Name just about any disease or health problem and, chances are, low-income people or people of color are more likely to suffer from it. Yet historically, the mass media have largely ignored the connection between power (social, economic and political) and health. Instead, they have presented health issues in medical terms, with a focus on personal health habits, physician heroics or technological breakthroughs. Similarly, social and health programs often focus on giving people skills to beat the odds rather than changing the structural barriers to having successful and healthy lives. Though individual behavior plays a role in health, in the long run, it makes more sense -- and is more just -- to eliminate barriers and change the odds so that everyone can be healthy.
the path to success
Real improvements in health will not come so much from increases in personal health knowledge or changes in individual behaviors as from improvements in social conditions. Policies that improve access to affordable housing, healthy food, quality early care and education, and safe neighborhoods, to name a few, all help people live healthy lives.
At BMSG, we work with advocates to shift power away from the status quo back to their communities. We do this by helping advocates develop or fine-tune their strategies so they can make better use of the media to influence how policy makers think about health and advance policies that improve the social determinants of health.
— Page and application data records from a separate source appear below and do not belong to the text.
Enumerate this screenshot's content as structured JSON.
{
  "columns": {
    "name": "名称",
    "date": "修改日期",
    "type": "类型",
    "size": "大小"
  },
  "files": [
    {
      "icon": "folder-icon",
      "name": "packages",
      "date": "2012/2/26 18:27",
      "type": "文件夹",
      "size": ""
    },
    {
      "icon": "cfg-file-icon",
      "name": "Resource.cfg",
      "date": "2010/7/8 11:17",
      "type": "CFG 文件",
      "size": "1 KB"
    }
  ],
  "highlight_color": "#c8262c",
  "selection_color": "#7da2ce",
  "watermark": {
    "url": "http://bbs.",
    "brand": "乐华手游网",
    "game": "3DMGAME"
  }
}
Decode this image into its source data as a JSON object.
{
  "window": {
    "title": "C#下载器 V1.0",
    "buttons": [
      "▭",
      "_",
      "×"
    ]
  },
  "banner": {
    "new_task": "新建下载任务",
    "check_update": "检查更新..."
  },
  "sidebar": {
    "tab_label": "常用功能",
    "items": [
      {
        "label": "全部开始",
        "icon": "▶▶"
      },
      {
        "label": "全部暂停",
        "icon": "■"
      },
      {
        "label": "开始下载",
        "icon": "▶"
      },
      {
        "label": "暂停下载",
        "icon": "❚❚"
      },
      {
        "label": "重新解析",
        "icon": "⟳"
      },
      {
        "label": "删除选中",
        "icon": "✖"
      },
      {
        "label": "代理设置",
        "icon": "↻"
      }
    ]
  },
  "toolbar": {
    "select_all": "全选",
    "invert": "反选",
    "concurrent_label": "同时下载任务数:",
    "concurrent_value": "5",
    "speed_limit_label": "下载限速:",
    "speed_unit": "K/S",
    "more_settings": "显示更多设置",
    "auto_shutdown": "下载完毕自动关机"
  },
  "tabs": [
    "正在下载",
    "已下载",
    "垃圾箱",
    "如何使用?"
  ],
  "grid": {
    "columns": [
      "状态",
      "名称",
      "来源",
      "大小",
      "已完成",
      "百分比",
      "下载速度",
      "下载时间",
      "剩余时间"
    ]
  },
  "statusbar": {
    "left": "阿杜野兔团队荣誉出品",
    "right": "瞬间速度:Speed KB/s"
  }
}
Advocacy is about more than winning a particular policy change. It's about values and relationships -- and that requires dialogue. In this video, Francisco (Pancho) Argüelles, executive director of the Living Hope Wheelchair Association, encourages us to open the space for conversation so that we can become better allies to communities struggling for justice.